Director: Bill Condon
Writers: Melissa Rosenberg
Cast: Billy Burke, Peter Facinelli, Ashley Greene, Taylor Lautner, Robert Pattinson, Elizabeth Reaser, Nikki Reed, Michael Sheen, and Kristen Stewart
One day, they’re going to milk the cow so dry grade schools will give out pasteurised bovine spit at recess. Allow me to explain. Once upon a time, Stephenie Meyer wrote a young adult novel called Twilight. Like Dawson’s Creek, the book was by no means a masterpiece, but it captured the voice of a generation, so the unlikely bestseller became a literary trilogy, and everyone lived happily ever after. However, never ones to let a good thing go, the publishers then commissioned an additional volume to further conclude a saga that had already ended. Three movie adaptations later, this redundant fourth entry is getting split in two to make sure devoted tweens cough up every bit of allowance they’ve got left.
In light of the artless bisection of Harry Potter and the Deathly Hollows, I braced myself for the worst, but it turns out the awkwardly titled The Twilight Saga: Breaking Dawn Part 1 does make for a complete story with a clear beginning, middle, and end. In fact, the film feels less like the setup to an epic conclusion than an unnecessary epilogue to what’s come before: the truce between the Native American werewolves and the vampiric Cullens remains uneasy; Edward (Robert Pattinson) and Bella (Kristen Stewart) get married as prophesised; and Jacob (Taylor Lautner) gripes about the latter becoming a bloodsucker. In short, nothing happens that we couldn’t surmise from the last time we saw the characters.

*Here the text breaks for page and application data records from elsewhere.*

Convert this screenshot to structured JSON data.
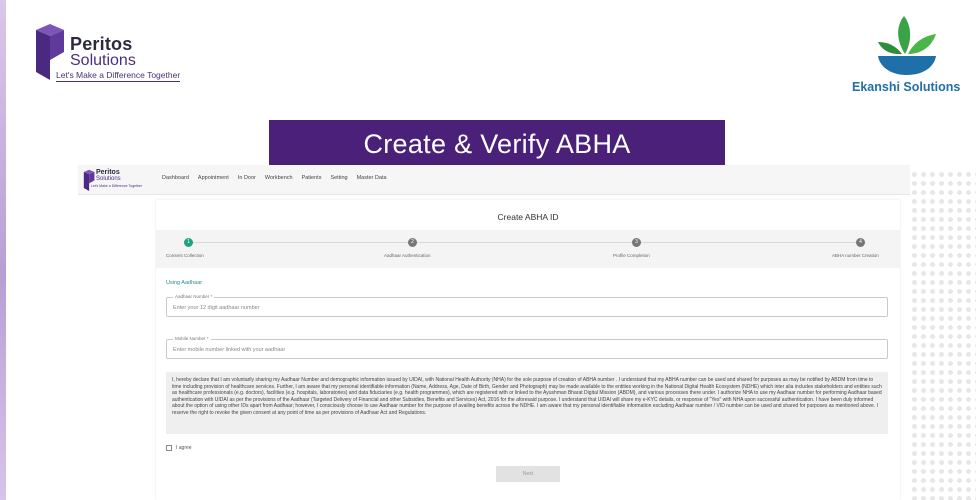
{
  "slide": {
    "title": "Create & Verify ABHA",
    "peritos_logo": {
      "name": "Peritos",
      "sub": "Solutions",
      "tagline": "Let's Make a Difference Together"
    },
    "ekanshi_logo": {
      "name": "Ekanshi Solutions"
    },
    "colors": {
      "banner": "#4a2079",
      "brand_purple": "#4b2f7c",
      "ekanshi_blue": "#1f6fa8",
      "ekanshi_green": "#3aa345",
      "step_active": "#20a184"
    }
  },
  "app": {
    "logo": {
      "name": "Peritos",
      "sub": "Solutions",
      "tagline": "Let's Make a Difference Together"
    },
    "nav": [
      "Dashboard",
      "Appointment",
      "In Door",
      "Workbench",
      "Patients",
      "Setting",
      "Master Data"
    ],
    "card_title": "Create ABHA ID",
    "steps": [
      {
        "number": "1",
        "label": "Consent Collection",
        "active": true
      },
      {
        "number": "2",
        "label": "Aadhaar Authentication",
        "active": false
      },
      {
        "number": "3",
        "label": "Profile Completion",
        "active": false
      },
      {
        "number": "4",
        "label": "ABHA number Creation",
        "active": false
      }
    ],
    "using_label": "Using Aadhaar",
    "aadhaar_field": {
      "label": "Aadhaar Number *",
      "placeholder": "Enter your 12 digit aadhaar number"
    },
    "mobile_field": {
      "label": "Mobile Number *",
      "placeholder": "Enter mobile number linked with your aadhaar"
    },
    "consent_text": "I, hereby declare that I am voluntarily sharing my Aadhaar Number and demographic information issued by UIDAI, with National Health Authority (NHA) for the sole purpose of creation of ABHA number . I understand that my ABHA number can be used and shared for purposes as may be notified by ABDM from time to time including provision of healthcare services. Further, I am aware that my personal identifiable information (Name, Address, Age, Date of Birth, Gender and Photograph) may be made available to the entities working in the National Digital Health Ecosystem (NDHE) which inter alia includes stakeholders and entities such as healthcare professionals (e.g. doctors), facilities (e.g. hospitals, laboratories) and data fiduciaries (e.g. health programmes), which are registered with or linked to the Ayushman Bharat Digital Mission (ABDM), and various processes there under. I authorize NHA to use my Aadhaar number for performing Aadhaar based authentication with UIDAI as per the provisions of the Aadhaar (Targeted Delivery of Financial and other Subsidies, Benefits and Services) Act, 2016 for the aforesaid purpose. I understand that UIDAI will share my e-KYC details, or response of \"Yes\" with NHA upon successful authentication. I have been duly informed about the option of using other IDs apart from Aadhaar; however, I consciously choose to use Aadhaar number for the purpose of availing benefits across the NDHE. I am aware that my personal identifiable information excluding Aadhaar number / VID number can be used and shared for purposes as mentioned above. I reserve the right to revoke the given consent at any point of time as per provisions of Aadhaar Act and Regulations.",
    "agree_label": "I agree",
    "submit_label": "Next"
  }
}
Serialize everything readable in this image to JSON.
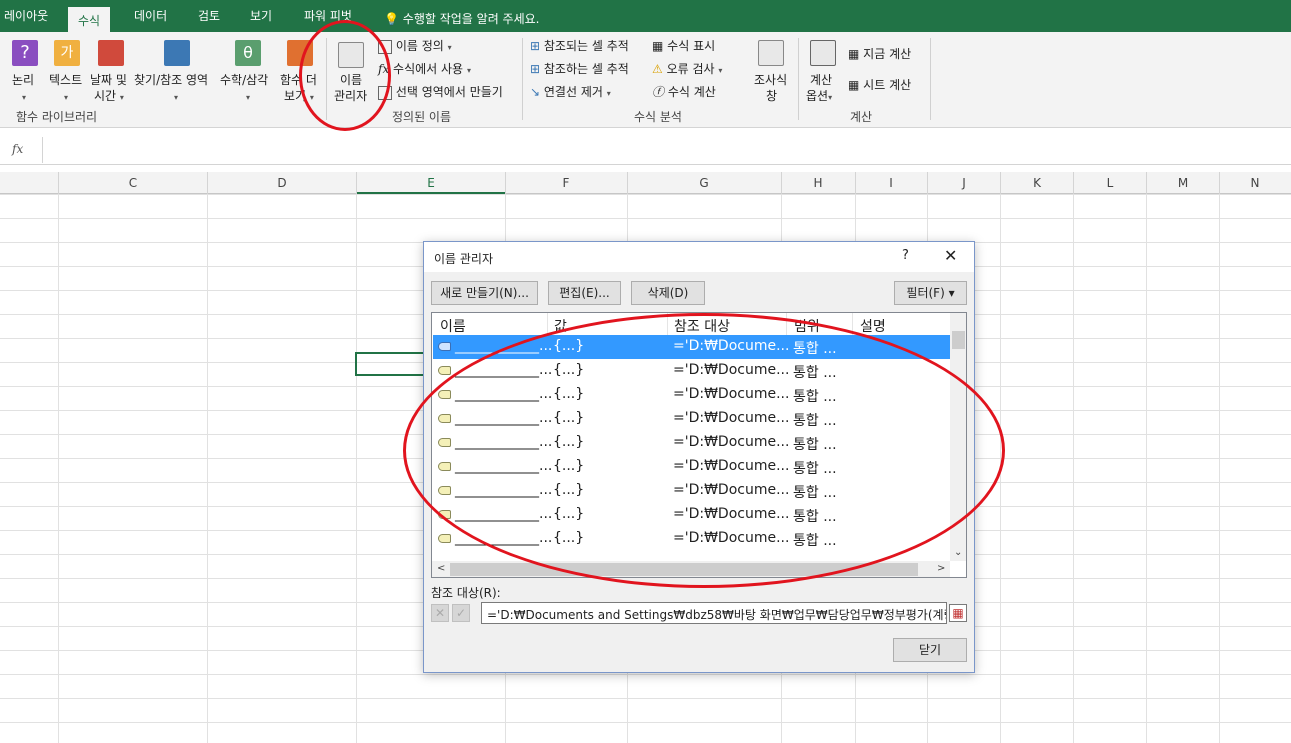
{
  "tabs": [
    {
      "label": "레이아웃"
    },
    {
      "label": "수식",
      "active": true
    },
    {
      "label": "데이터"
    },
    {
      "label": "검토"
    },
    {
      "label": "보기"
    },
    {
      "label": "파워 피벗"
    }
  ],
  "tell_me": "수행할 작업을 알려 주세요.",
  "ribbon": {
    "func_lib": {
      "logic": "논리",
      "text": "텍스트",
      "date_time_1": "날짜 및",
      "date_time_2": "시간",
      "lookup": "찾기/참조 영역",
      "math": "수학/삼각",
      "more_1": "함수 더",
      "more_2": "보기",
      "group": "함수 라이브러리"
    },
    "defined_names": {
      "name_manager_1": "이름",
      "name_manager_2": "관리자",
      "define_name": "이름 정의",
      "use_in_formula": "수식에서 사용",
      "create_from_selection": "선택 영역에서 만들기",
      "group": "정의된 이름"
    },
    "auditing": {
      "trace_precedents": "참조되는 셀 추적",
      "trace_dependents": "참조하는 셀 추적",
      "remove_arrows": "연결선 제거",
      "show_formulas": "수식 표시",
      "error_checking": "오류 검사",
      "evaluate_formula": "수식 계산",
      "watch_1": "조사식",
      "watch_2": "창",
      "group": "수식 분석"
    },
    "calculation": {
      "options_1": "계산",
      "options_2": "옵션",
      "calc_now": "지금 계산",
      "calc_sheet": "시트 계산",
      "group": "계산"
    }
  },
  "formula_bar": {
    "fx": "fx",
    "value": ""
  },
  "columns": [
    "C",
    "D",
    "E",
    "F",
    "G",
    "H",
    "I",
    "J",
    "K",
    "L",
    "M",
    "N"
  ],
  "dialog": {
    "title": "이름 관리자",
    "help": "?",
    "close": "✕",
    "btn_new": "새로 만들기(N)...",
    "btn_edit": "편집(E)...",
    "btn_delete": "삭제(D)",
    "btn_filter": "필터(F) ▾",
    "headers": {
      "name": "이름",
      "value": "값",
      "refers_to": "참조 대상",
      "scope": "범위",
      "comment": "설명"
    },
    "rows": [
      {
        "name": "____________...",
        "value": "{...}",
        "refers_to": "='D:₩Docume...",
        "scope": "통합 ...",
        "selected": true
      },
      {
        "name": "____________...",
        "value": "{...}",
        "refers_to": "='D:₩Docume...",
        "scope": "통합 ..."
      },
      {
        "name": "____________...",
        "value": "{...}",
        "refers_to": "='D:₩Docume...",
        "scope": "통합 ..."
      },
      {
        "name": "____________...",
        "value": "{...}",
        "refers_to": "='D:₩Docume...",
        "scope": "통합 ..."
      },
      {
        "name": "____________...",
        "value": "{...}",
        "refers_to": "='D:₩Docume...",
        "scope": "통합 ..."
      },
      {
        "name": "____________...",
        "value": "{...}",
        "refers_to": "='D:₩Docume...",
        "scope": "통합 ..."
      },
      {
        "name": "____________...",
        "value": "{...}",
        "refers_to": "='D:₩Docume...",
        "scope": "통합 ..."
      },
      {
        "name": "____________...",
        "value": "{...}",
        "refers_to": "='D:₩Docume...",
        "scope": "통합 ..."
      },
      {
        "name": "____________...",
        "value": "{...}",
        "refers_to": "='D:₩Docume...",
        "scope": "통합 ..."
      }
    ],
    "refers_label": "참조 대상(R):",
    "refers_value": "='D:₩Documents and Settings₩dbz58₩바탕 화면₩업무₩담당업무₩정부평가(계량)₩",
    "btn_close": "닫기"
  }
}
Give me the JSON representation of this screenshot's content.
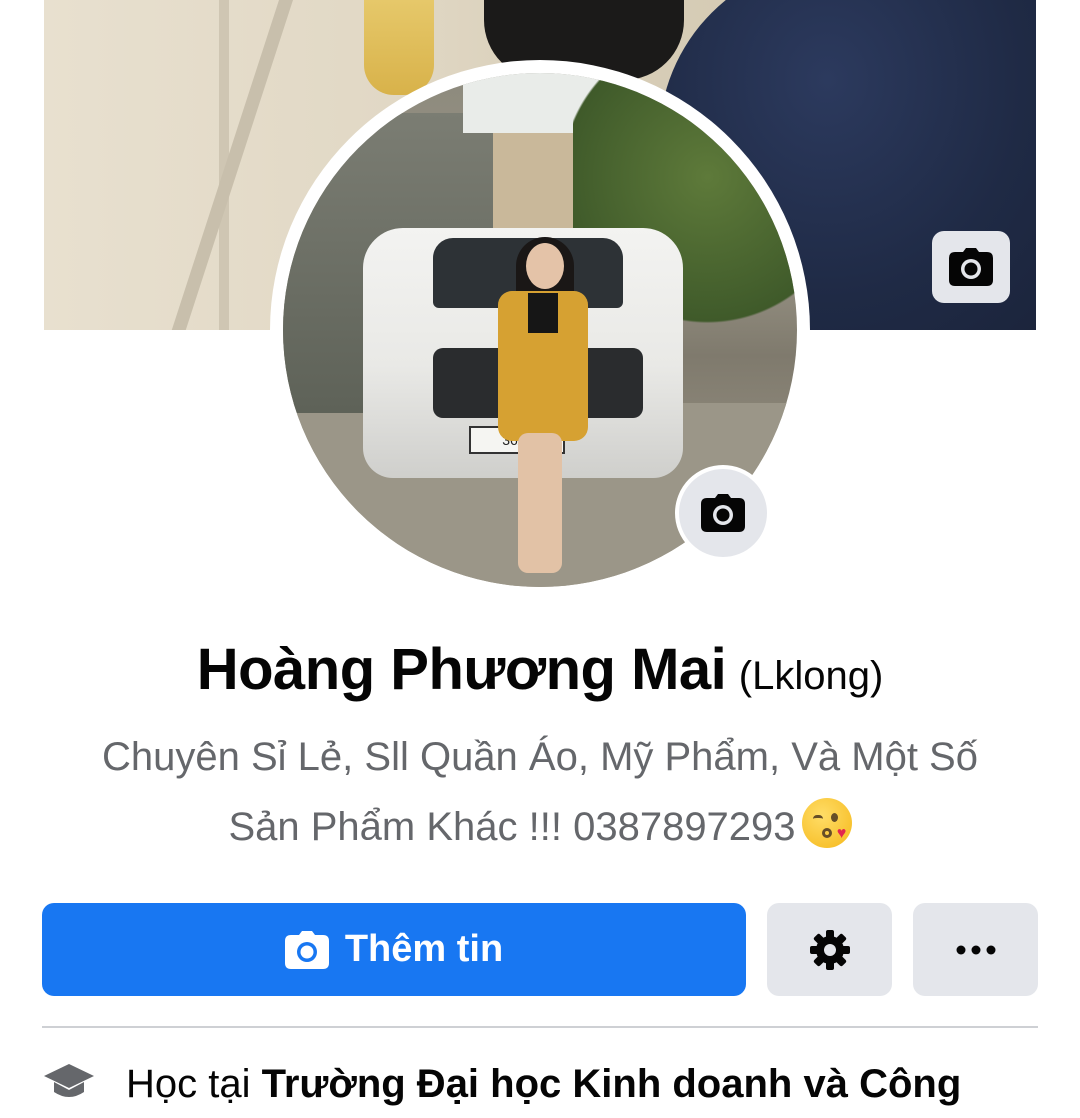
{
  "profile": {
    "name": "Hoàng Phương Mai",
    "alternate_name": "(Lklong)",
    "bio_line1": "Chuyên Sỉ Lẻ, Sll Quần Áo, Mỹ Phẩm, Và Một Số",
    "bio_line2": "Sản Phẩm Khác !!! 0387897293",
    "avatar_plate": "36A-"
  },
  "actions": {
    "add_story_label": "Thêm tin",
    "add_story_icon": "camera-icon",
    "settings_icon": "gear-icon",
    "more_icon": "more-dots-icon"
  },
  "intro": {
    "education_prefix": "Học tại",
    "education_school": "Trường Đại học Kinh doanh và Công",
    "education_icon": "graduation-cap-icon"
  },
  "colors": {
    "primary": "#1877f2",
    "secondary_button": "#e4e6eb",
    "name_text": "#050505",
    "bio_text": "#65676b"
  }
}
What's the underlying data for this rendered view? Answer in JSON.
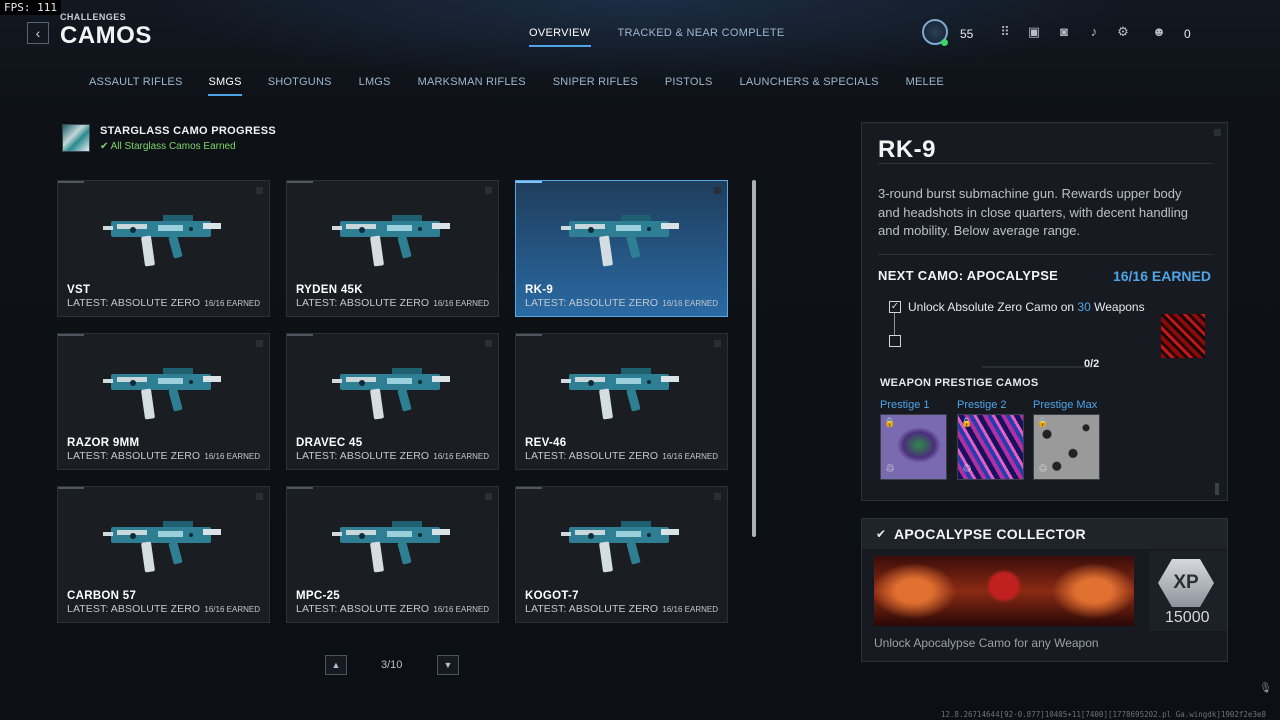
{
  "hud": {
    "fps": "FPS: 111",
    "rank_level": "55",
    "currency": "0"
  },
  "header": {
    "breadcrumb": "CHALLENGES",
    "title": "CAMOS",
    "tabs": [
      {
        "label": "OVERVIEW",
        "active": true
      },
      {
        "label": "TRACKED & NEAR COMPLETE",
        "active": false
      }
    ]
  },
  "categories": [
    {
      "label": "ASSAULT RIFLES",
      "active": false
    },
    {
      "label": "SMGS",
      "active": true
    },
    {
      "label": "SHOTGUNS",
      "active": false
    },
    {
      "label": "LMGS",
      "active": false
    },
    {
      "label": "MARKSMAN RIFLES",
      "active": false
    },
    {
      "label": "SNIPER RIFLES",
      "active": false
    },
    {
      "label": "PISTOLS",
      "active": false
    },
    {
      "label": "LAUNCHERS & SPECIALS",
      "active": false
    },
    {
      "label": "MELEE",
      "active": false
    }
  ],
  "starglass": {
    "title": "STARGLASS CAMO PROGRESS",
    "status": "All Starglass Camos Earned"
  },
  "weapons": [
    {
      "name": "VST",
      "latest": "LATEST: ABSOLUTE ZERO",
      "earned": "16/16 EARNED"
    },
    {
      "name": "RYDEN 45K",
      "latest": "LATEST: ABSOLUTE ZERO",
      "earned": "16/16 EARNED"
    },
    {
      "name": "RK-9",
      "latest": "LATEST: ABSOLUTE ZERO",
      "earned": "16/16 EARNED"
    },
    {
      "name": "RAZOR 9MM",
      "latest": "LATEST: ABSOLUTE ZERO",
      "earned": "16/16 EARNED"
    },
    {
      "name": "DRAVEC 45",
      "latest": "LATEST: ABSOLUTE ZERO",
      "earned": "16/16 EARNED"
    },
    {
      "name": "REV-46",
      "latest": "LATEST: ABSOLUTE ZERO",
      "earned": "16/16 EARNED"
    },
    {
      "name": "CARBON 57",
      "latest": "LATEST: ABSOLUTE ZERO",
      "earned": "16/16 EARNED"
    },
    {
      "name": "MPC-25",
      "latest": "LATEST: ABSOLUTE ZERO",
      "earned": "16/16 EARNED"
    },
    {
      "name": "KOGOT-7",
      "latest": "LATEST: ABSOLUTE ZERO",
      "earned": "16/16 EARNED"
    }
  ],
  "selected_index": 2,
  "pagination": {
    "label": "3/10"
  },
  "detail": {
    "title": "RK-9",
    "description": "3-round burst submachine gun. Rewards upper body and headshots in close quarters, with decent handling and mobility. Below average range.",
    "next_camo": "NEXT CAMO: APOCALYPSE",
    "earned": "16/16 EARNED",
    "requirement_prefix": "Unlock Absolute Zero Camo on ",
    "requirement_count": "30",
    "requirement_suffix": " Weapons",
    "progress": "0/2",
    "prestige_title": "WEAPON PRESTIGE CAMOS",
    "prestige": [
      {
        "label": "Prestige 1"
      },
      {
        "label": "Prestige 2"
      },
      {
        "label": "Prestige Max"
      }
    ]
  },
  "collector": {
    "title": "APOCALYPSE COLLECTOR",
    "xp_label": "XP",
    "xp_value": "15000",
    "description": "Unlock Apocalypse Camo for any Weapon"
  },
  "build_info": "12.8.26714644[92-0.877]10405+11[7400][1778695202.pl Ga.wingdk]1902f2e3e8"
}
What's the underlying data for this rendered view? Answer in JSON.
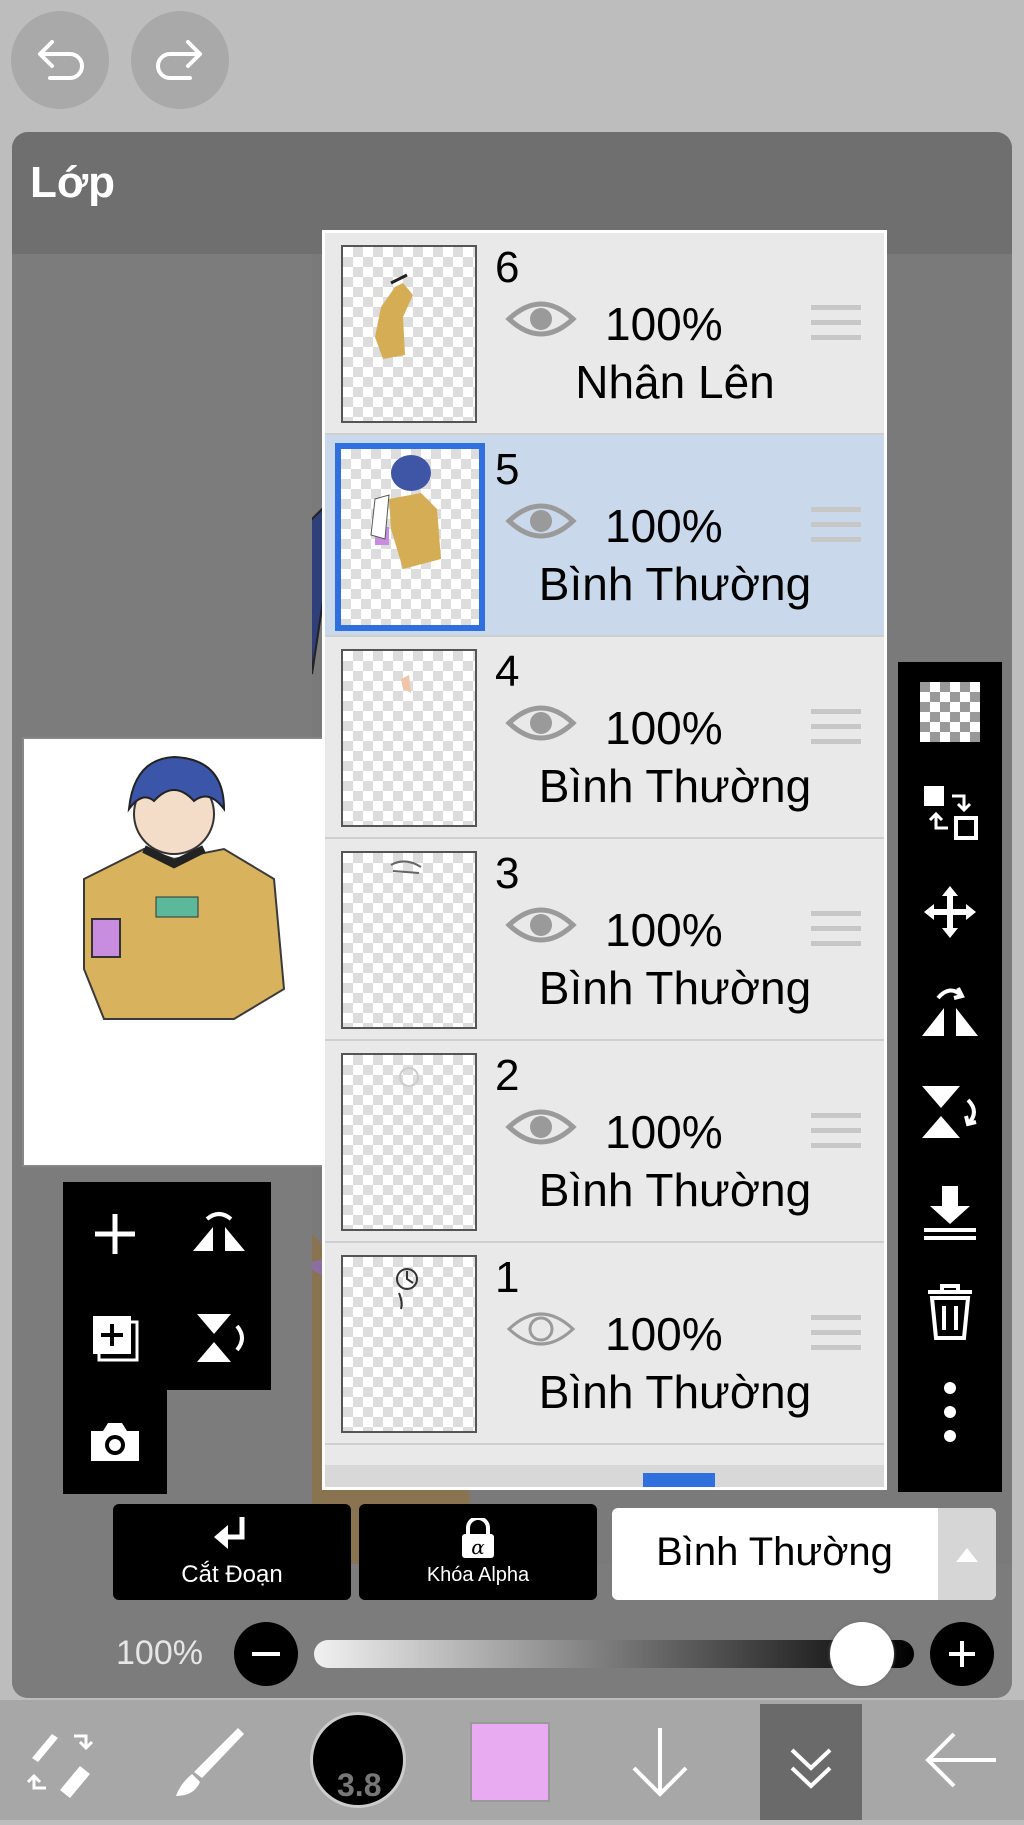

That is, until one of Edward’s otherworldly sperms reaches Bella’s ovum. She’s still human at this point, but the resulting phoetus is not and so drains her life from the womb with subtle but nonetheless impressive special effects (Stewart looks positively anorexic during the pregnancy, and a bit before too, but never mind). Edward wants to kill the child to save his wife, but she’d rather risk death to give it a fighting chance. As in real life, everyone else starts weighing in, including the werewolves, who break the peace treaty because they want an abortion, damn it, and they’ll stop at nothing to get it!
I’m a bit concerned about how this turn of events might be interpreted. Given the series’ established politics regarding sex and marriage, one might be tempted to think Meyer (or maybe screenwriter Melissa Rosenberg) is using Bella’s ordeal to weigh in on the current abortion debate. If that’s the case, I find the metaphor utterly ludicrous. As their moniker indicates, pro-choice advocates favour a woman’s right to choose. As such, they’d protect the heroine no matter her decision and find the werewolves’ murderous tactics as repugnant as, say, blowing up a medical clinic. By the same token, most pro-lifers object to terminating a foetus in non life-threatening situations, not to the reasonable discussion that comes before gambling two human lives.
Having mentioned that, if you ignore any attempt at social commentary, The Twilight Saga: Breaking Dawn Part 1 (say that ten times fast) works well enough as a modest drama about two lovers facing an impossible dilemma right as their life together is about to start. Jacob’s ultimate sacrifice proves a lot more affecting than any plot recap would lead you to believe, and the supporting characters come off genuine in their varied reactions. I like how Rosalie (Nikki Reed) keeps objecting to the use of the word “foetus” instead of “baby”, acknowledging the way language can colour a debate. Yes, she has her own bias, but maybe that’s the point.
If it seems like I’m overlooking the fantasy elements that differentiate the franchise from a Lifetime original series, keep in mind that The Twilight Saga: Breaking Dawn Part 1 largely consists of talking heads. In fact, one could accuse the first half of meandering a bit as our protagonists go through their interminable wedding and Expedia commercial of a honeymoon. However, I find genuine insight in the bit when Edward stresses over the details of his sexual performance, not understanding his bride cares only about their having made love at last. In comparison, the more plot-centric scene, in which Carlisle (Peter Facinelli) waits with bated breath for Bella to taste his medicinal blood Slurpee, feels utterly ridiculous.
After The Twilight Saga: Eclipse (2010), I thought the producers had decided to treat the series as a low-rent Harry Potter, but director Bill Condon seems to have embraced Catherine Hardwicke’s approach in the first movie, favouring character psychology over epic world-building. This comes to me as a welcome surprise, not least because the actors give some of their best performances in the series (not saying much, I know). I particularly dig Billy Burke’s private joke of playing Bella’s dad with increasing exasperation. If anything, The Twilight Saga: Breaking Dawn Part 1 has renewed my patience for these characters, which I guess is what’d you want before fondling a cow for a fifth perfunctory instalment.